◆ TRY IT:
Every line of the data needs to be returned exactly.

◆ TASK MATERIAL:

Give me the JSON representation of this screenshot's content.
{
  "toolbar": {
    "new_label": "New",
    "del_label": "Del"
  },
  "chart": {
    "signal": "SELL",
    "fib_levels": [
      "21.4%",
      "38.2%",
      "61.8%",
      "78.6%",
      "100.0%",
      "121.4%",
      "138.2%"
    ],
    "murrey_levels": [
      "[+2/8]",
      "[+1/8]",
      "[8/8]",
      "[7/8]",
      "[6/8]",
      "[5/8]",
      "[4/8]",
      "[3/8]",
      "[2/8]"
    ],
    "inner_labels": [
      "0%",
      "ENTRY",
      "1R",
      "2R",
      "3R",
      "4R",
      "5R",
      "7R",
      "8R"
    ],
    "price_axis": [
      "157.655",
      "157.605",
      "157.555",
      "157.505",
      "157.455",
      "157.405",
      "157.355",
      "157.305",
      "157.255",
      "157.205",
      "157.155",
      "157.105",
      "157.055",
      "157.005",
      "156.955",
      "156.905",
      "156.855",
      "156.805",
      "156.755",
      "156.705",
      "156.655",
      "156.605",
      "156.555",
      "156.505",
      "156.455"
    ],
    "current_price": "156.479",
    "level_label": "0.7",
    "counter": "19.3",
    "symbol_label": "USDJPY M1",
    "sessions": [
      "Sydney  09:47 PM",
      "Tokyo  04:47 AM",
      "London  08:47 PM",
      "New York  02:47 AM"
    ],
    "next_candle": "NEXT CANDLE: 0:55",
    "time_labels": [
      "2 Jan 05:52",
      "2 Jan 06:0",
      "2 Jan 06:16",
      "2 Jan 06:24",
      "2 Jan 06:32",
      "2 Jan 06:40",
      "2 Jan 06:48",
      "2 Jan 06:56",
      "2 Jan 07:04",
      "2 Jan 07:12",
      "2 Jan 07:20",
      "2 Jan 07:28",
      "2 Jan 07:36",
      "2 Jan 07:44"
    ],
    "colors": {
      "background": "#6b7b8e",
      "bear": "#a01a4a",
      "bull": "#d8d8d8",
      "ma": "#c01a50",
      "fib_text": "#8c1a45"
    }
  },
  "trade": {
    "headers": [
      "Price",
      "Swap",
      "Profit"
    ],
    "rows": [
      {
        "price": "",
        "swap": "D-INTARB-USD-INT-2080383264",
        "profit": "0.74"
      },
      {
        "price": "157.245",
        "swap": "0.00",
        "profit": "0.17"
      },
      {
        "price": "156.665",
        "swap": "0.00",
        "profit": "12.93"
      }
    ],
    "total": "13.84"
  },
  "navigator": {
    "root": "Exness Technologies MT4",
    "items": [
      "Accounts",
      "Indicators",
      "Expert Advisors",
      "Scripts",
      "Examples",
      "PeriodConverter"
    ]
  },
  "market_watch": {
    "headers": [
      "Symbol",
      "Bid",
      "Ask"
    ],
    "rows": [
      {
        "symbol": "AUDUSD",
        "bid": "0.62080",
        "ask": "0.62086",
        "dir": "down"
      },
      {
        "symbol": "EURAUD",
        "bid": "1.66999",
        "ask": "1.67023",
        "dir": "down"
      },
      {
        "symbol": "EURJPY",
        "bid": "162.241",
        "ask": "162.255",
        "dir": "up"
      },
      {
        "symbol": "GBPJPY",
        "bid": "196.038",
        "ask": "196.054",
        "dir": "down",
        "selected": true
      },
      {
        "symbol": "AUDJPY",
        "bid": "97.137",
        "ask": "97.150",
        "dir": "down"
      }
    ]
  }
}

◆ SOLUTION TO THE EXERCISE:
Give me the JSON representation of this screenshot's content.
{
  "toolbar": {
    "new_label": "New",
    "del_label": "Del"
  },
  "chart": {
    "signal": "SELL",
    "fib_levels": [
      "21.4%",
      "38.2%",
      "61.8%",
      "78.6%",
      "100.0%",
      "121.4%",
      "138.2%"
    ],
    "murrey_levels": [
      "[+2/8]",
      "[+1/8]",
      "[8/8]",
      "[7/8]",
      "[6/8]",
      "[5/8]",
      "[4/8]",
      "[3/8]",
      "[2/8]"
    ],
    "inner_labels": [
      "0%",
      "ENTRY",
      "1R",
      "2R",
      "3R",
      "4R",
      "5R",
      "7R",
      "8R"
    ],
    "price_axis": [
      "157.655",
      "157.605",
      "157.555",
      "157.505",
      "157.455",
      "157.405",
      "157.355",
      "157.305",
      "157.255",
      "157.205",
      "157.155",
      "157.105",
      "157.055",
      "157.005",
      "156.955",
      "156.905",
      "156.855",
      "156.805",
      "156.755",
      "156.705",
      "156.655",
      "156.605",
      "156.555",
      "156.505",
      "156.455"
    ],
    "current_price": "156.479",
    "level_label": "0.7",
    "counter": "19.3",
    "symbol_label": "USDJPY M1",
    "sessions": [
      "Sydney  09:47 PM",
      "Tokyo  04:47 AM",
      "London  08:47 PM",
      "New York  02:47 AM"
    ],
    "next_candle": "NEXT CANDLE: 0:55",
    "time_labels": [
      "2 Jan 05:52",
      "2 Jan 06:0",
      "2 Jan 06:16",
      "2 Jan 06:24",
      "2 Jan 06:32",
      "2 Jan 06:40",
      "2 Jan 06:48",
      "2 Jan 06:56",
      "2 Jan 07:04",
      "2 Jan 07:12",
      "2 Jan 07:20",
      "2 Jan 07:28",
      "2 Jan 07:36",
      "2 Jan 07:44"
    ],
    "colors": {
      "background": "#6b7b8e",
      "bear": "#a01a4a",
      "bull": "#d8d8d8",
      "ma": "#c01a50",
      "fib_text": "#8c1a45"
    }
  },
  "trade": {
    "headers": [
      "Price",
      "Swap",
      "Profit"
    ],
    "rows": [
      {
        "price": "",
        "swap": "D-INTARB-USD-INT-2080383264",
        "profit": "0.74"
      },
      {
        "price": "157.245",
        "swap": "0.00",
        "profit": "0.17"
      },
      {
        "price": "156.665",
        "swap": "0.00",
        "profit": "12.93"
      }
    ],
    "total": "13.84"
  },
  "navigator": {
    "root": "Exness Technologies MT4",
    "items": [
      "Accounts",
      "Indicators",
      "Expert Advisors",
      "Scripts",
      "Examples",
      "PeriodConverter"
    ]
  },
  "market_watch": {
    "headers": [
      "Symbol",
      "Bid",
      "Ask"
    ],
    "rows": [
      {
        "symbol": "AUDUSD",
        "bid": "0.62080",
        "ask": "0.62086",
        "dir": "down"
      },
      {
        "symbol": "EURAUD",
        "bid": "1.66999",
        "ask": "1.67023",
        "dir": "down"
      },
      {
        "symbol": "EURJPY",
        "bid": "162.241",
        "ask": "162.255",
        "dir": "up"
      },
      {
        "symbol": "GBPJPY",
        "bid": "196.038",
        "ask": "196.054",
        "dir": "down",
        "selected": true
      },
      {
        "symbol": "AUDJPY",
        "bid": "97.137",
        "ask": "97.150",
        "dir": "down"
      }
    ]
  }
}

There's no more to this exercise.